The Office of Special Counsel for Immigration-Related Unfair Employment Practices (OSC) issued an updated Technical Assistance Letter (TAL) on Jan. 7, 2016, relating to an employer’s internal Form I-9 audit procedures. The TAL addresses: 1) an employer’s obligation to prevent discrimination in compliance with the anti-discrimination provision of the Immigration Reform and Control Act (IRCA);  and 2) the steps an employer should take with respect to Permanent Residence Cards when the documentation presented by an employee does not appear to be facially valid. This updated TAL supersedes the TAL issued on Oct. 23, 2015.

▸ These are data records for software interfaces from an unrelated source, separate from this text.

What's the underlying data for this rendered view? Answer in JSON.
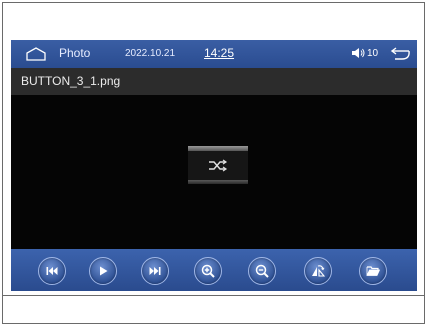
{
  "status_bar": {
    "app_title": "Photo",
    "date": "2022.10.21",
    "time": "14:25",
    "volume": "10"
  },
  "file_bar": {
    "filename": "BUTTON_3_1.png"
  },
  "preview": {
    "content_icon": "shuffle-icon"
  },
  "controls": [
    {
      "name": "previous-button",
      "icon": "skip-back-icon"
    },
    {
      "name": "play-button",
      "icon": "play-icon"
    },
    {
      "name": "next-button",
      "icon": "skip-forward-icon"
    },
    {
      "name": "zoom-in-button",
      "icon": "zoom-in-icon"
    },
    {
      "name": "zoom-out-button",
      "icon": "zoom-out-icon"
    },
    {
      "name": "rotate-button",
      "icon": "rotate-icon"
    },
    {
      "name": "open-folder-button",
      "icon": "folder-icon"
    }
  ],
  "colors": {
    "bar_blue": "#2f56a0",
    "screen_black": "#050505",
    "file_bar_gray": "#2c2c2c"
  }
}
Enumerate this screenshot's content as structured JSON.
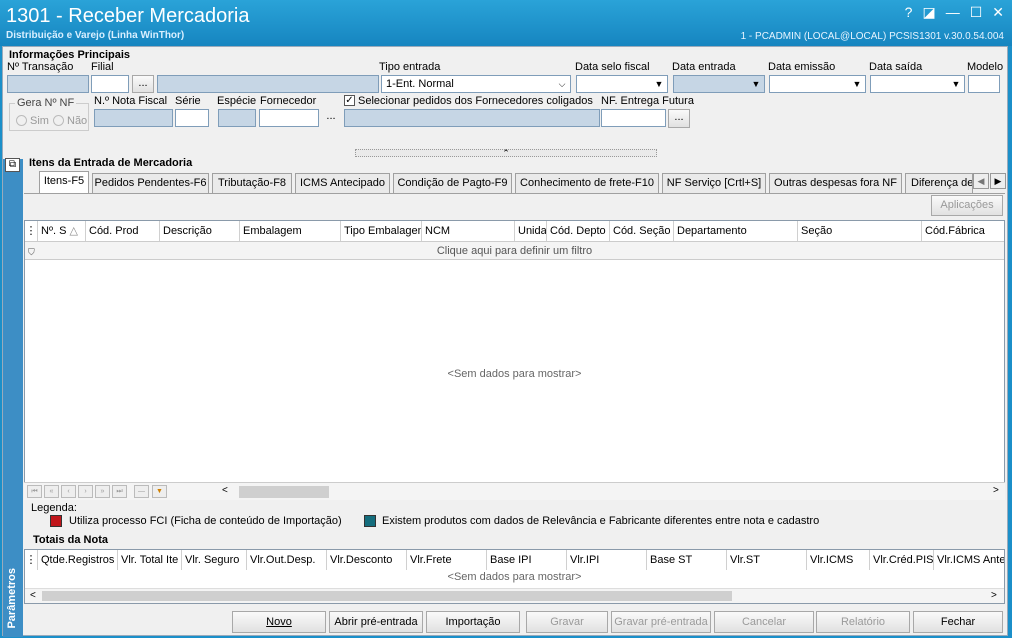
{
  "window": {
    "title": "1301 - Receber Mercadoria",
    "subtitle": "Distribuição e Varejo (Linha WinThor)",
    "user_info": "1 - PCADMIN (LOCAL@LOCAL)   PCSIS1301  v.30.0.54.004",
    "controls": [
      "?",
      "◪",
      "—",
      "☐",
      "✕"
    ]
  },
  "info": {
    "section_title": "Informações Principais",
    "transacao_label": "Nº Transação",
    "filial_label": "Filial",
    "filial_btn": "...",
    "tipo_entrada_label": "Tipo entrada",
    "tipo_entrada_value": "1-Ent. Normal",
    "data_selo_label": "Data selo fiscal",
    "data_entrada_label": "Data entrada",
    "data_emissao_label": "Data emissão",
    "data_saida_label": "Data saída",
    "modelo_label": "Modelo",
    "gera_nf_label": "Gera Nº NF",
    "sim_label": "Sim",
    "nao_label": "Não",
    "nota_fiscal_label": "N.º Nota Fiscal",
    "serie_label": "Série",
    "especie_label": "Espécie",
    "fornecedor_label": "Fornecedor",
    "fornecedor_btn": "...",
    "selecionar_pedidos_label": "Selecionar pedidos dos Fornecedores coligados",
    "nf_entrega_futura_label": "NF. Entrega Futura",
    "nf_entrega_btn": "..."
  },
  "itens": {
    "section_title": "Itens da Entrada de Mercadoria",
    "tabs": [
      "Itens-F5",
      "Pedidos Pendentes-F6",
      "Tributação-F8",
      "ICMS Antecipado",
      "Condição de Pagto-F9",
      "Conhecimento de frete-F10",
      "NF Serviço [Crtl+S]",
      "Outras despesas fora NF",
      "Diferença de"
    ],
    "aplicacoes_button": "Aplicações",
    "columns": [
      "Nº. S",
      "Cód. Prod",
      "Descrição",
      "Embalagem",
      "Tipo Embalagem",
      "NCM",
      "Unida",
      "Cód. Depto",
      "Cód. Seção",
      "Departamento",
      "Seção",
      "Cód.Fábrica"
    ],
    "filter_text": "Clique aqui para definir um filtro",
    "no_data": "<Sem dados para mostrar>"
  },
  "legend": {
    "title": "Legenda:",
    "items": [
      {
        "color": "#c0161b",
        "text": "Utiliza processo FCI (Ficha de conteúdo de Importação)"
      },
      {
        "color": "#146d7d",
        "text": "Existem produtos com dados de Relevância e Fabricante diferentes entre nota e cadastro"
      }
    ]
  },
  "totais": {
    "section_title": "Totais da Nota",
    "columns": [
      "Qtde.Registros",
      "Vlr. Total Ite",
      "Vlr. Seguro",
      "Vlr.Out.Desp.",
      "Vlr.Desconto",
      "Vlr.Frete",
      "Base IPI",
      "Vlr.IPI",
      "Base ST",
      "Vlr.ST",
      "Vlr.ICMS",
      "Vlr.Créd.PIS",
      "Vlr.ICMS Ante"
    ],
    "no_data": "<Sem dados para mostrar>"
  },
  "sidebar": {
    "label": "Parâmetros"
  },
  "buttons": {
    "novo": "Novo",
    "abrir": "Abrir pré-entrada",
    "importacao": "Importação",
    "gravar": "Gravar",
    "gravar_pre": "Gravar pré-entrada",
    "cancelar": "Cancelar",
    "relatorio": "Relatório",
    "fechar": "Fechar"
  }
}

The OSC makes it clear that an employer, when conducting an internal audit, must conduct the audit in a consistent manner, apply the same levels of scrutiny to all Form I-9 documentation, treat all employees the same, and apply the same level of scrutiny based on citizenship, immigration status, or national origin. The OSC further states that an employer may violate the IRCA’s anti-discrimination provision if it subjects certain documentation to additional scrutiny based on citizenship, immigration status, or national origin.

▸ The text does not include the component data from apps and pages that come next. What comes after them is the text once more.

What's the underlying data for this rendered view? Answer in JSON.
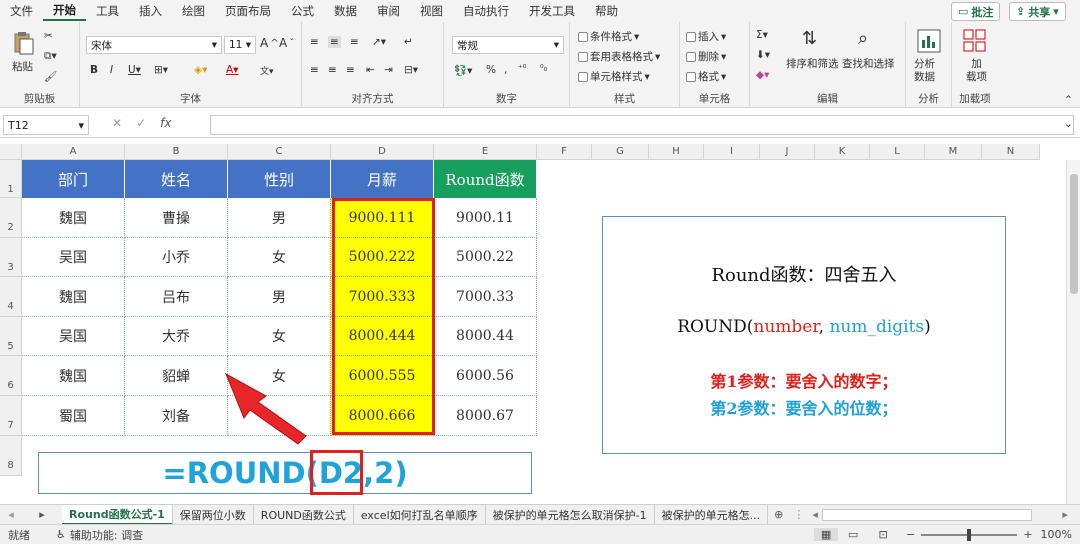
{
  "menu": {
    "items": [
      "文件",
      "开始",
      "工具",
      "插入",
      "绘图",
      "页面布局",
      "公式",
      "数据",
      "审阅",
      "视图",
      "自动执行",
      "开发工具",
      "帮助"
    ],
    "active": "开始",
    "comment_btn": "批注",
    "share_btn": "共享"
  },
  "ribbon": {
    "clipboard": {
      "paste": "粘贴",
      "label": "剪贴板"
    },
    "font": {
      "name": "宋体",
      "size": "11",
      "label": "字体"
    },
    "align": {
      "label": "对齐方式"
    },
    "number": {
      "format": "常规",
      "label": "数字"
    },
    "styles": {
      "cond": "条件格式",
      "table": "套用表格格式",
      "cell": "单元格样式",
      "label": "样式"
    },
    "cells": {
      "insert": "插入",
      "delete": "删除",
      "format": "格式",
      "label": "单元格"
    },
    "edit": {
      "sort": "排序和筛选",
      "find": "查找和选择",
      "label": "编辑"
    },
    "analysis": {
      "btn": "分析\n数据",
      "label": "分析"
    },
    "addin": {
      "btn": "加\n载项",
      "label": "加载项"
    }
  },
  "formula_bar": {
    "name_box": "T12",
    "fx": "fx",
    "value": ""
  },
  "columns": [
    "A",
    "B",
    "C",
    "D",
    "E",
    "F",
    "G",
    "H",
    "I",
    "J",
    "K",
    "L",
    "M",
    "N"
  ],
  "rows": [
    "1",
    "2",
    "3",
    "4",
    "5",
    "6",
    "7",
    "8"
  ],
  "table": {
    "headers": [
      "部门",
      "姓名",
      "性别",
      "月薪",
      "Round函数"
    ],
    "data": [
      [
        "魏国",
        "曹操",
        "男",
        "9000.111",
        "9000.11"
      ],
      [
        "吴国",
        "小乔",
        "女",
        "5000.222",
        "5000.22"
      ],
      [
        "魏国",
        "吕布",
        "男",
        "7000.333",
        "7000.33"
      ],
      [
        "吴国",
        "大乔",
        "女",
        "8000.444",
        "8000.44"
      ],
      [
        "魏国",
        "貂蝉",
        "女",
        "6000.555",
        "6000.56"
      ],
      [
        "蜀国",
        "刘备",
        "",
        "8000.666",
        "8000.67"
      ]
    ]
  },
  "info_box": {
    "title": "Round函数：四舍五入",
    "syntax_fn": "ROUND(",
    "syntax_arg1": "number",
    "syntax_sep": ", ",
    "syntax_arg2": "num_digits",
    "syntax_end": ")",
    "param1": "第1参数：要舍入的数字；",
    "param2": "第2参数：要舍入的位数；"
  },
  "formula_display": {
    "prefix": "=ROUND(",
    "ref": "D2",
    "suffix": ",2)"
  },
  "sheets": [
    "Round函数公式-1",
    "保留两位小数",
    "ROUND函数公式",
    "excel如何打乱名单顺序",
    "被保护的单元格怎么取消保护-1",
    "被保护的单元格怎..."
  ],
  "status": {
    "ready": "就绪",
    "accessibility": "辅助功能: 调查",
    "zoom": "100%"
  },
  "colors": {
    "header_blue": "#4472c4",
    "header_green": "#17a05d",
    "highlight": "#ffff00",
    "red": "#e02020",
    "cyan": "#1fa3db"
  }
}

With respect to an employer questioning the authenticity of Form I-9 documentation provided by an employee during the Form I-9 compliance process, particularly Permanent Residence Cards, OSC refers to the intra-agency initiative between the Department of Justice’s (DOJ) Civil Rights Division and the Department of Homeland Security’s (DHS’) U.S. Immigration and Customs Enforcement (ICE). The agencies collaborated to provide guidance in December 2015 to address common questions that arise when employers conduct internal reviews of their Forms I-9. The DOJ/DHS guidance reminds employers that they “are required to accept original Form I-9 documentation that reasonably appears to be genuine and to relate to the individual presenting the documentation.” In addition, when conducting an internal audit, “employer[s] should not request documentation from an employee solely because photocopies of the documents are unclear.” Instead, employers should address this concern with an employee and give the employee an opportunity to provide a different document from the List of Acceptable Documents. The employer should not ask for alternative documentation if the employee presents the original version of the same documentation initially presented and if, upon inspection, the employer determines that the document appears genuine and reasonably related to the employee. Should the original document be unavailable or it is determined by the employer to not be genuine after inspection, then the employer may not ask for specific alternative documents and the employee should be given the opportunity to provide a different document from the List of Acceptable Documents.

Although this OSC guidance was provided in the context of Form I-9 audits, employers are advised to keep these policies in mind when initially completing Form I-9s for new employees at the time of hire.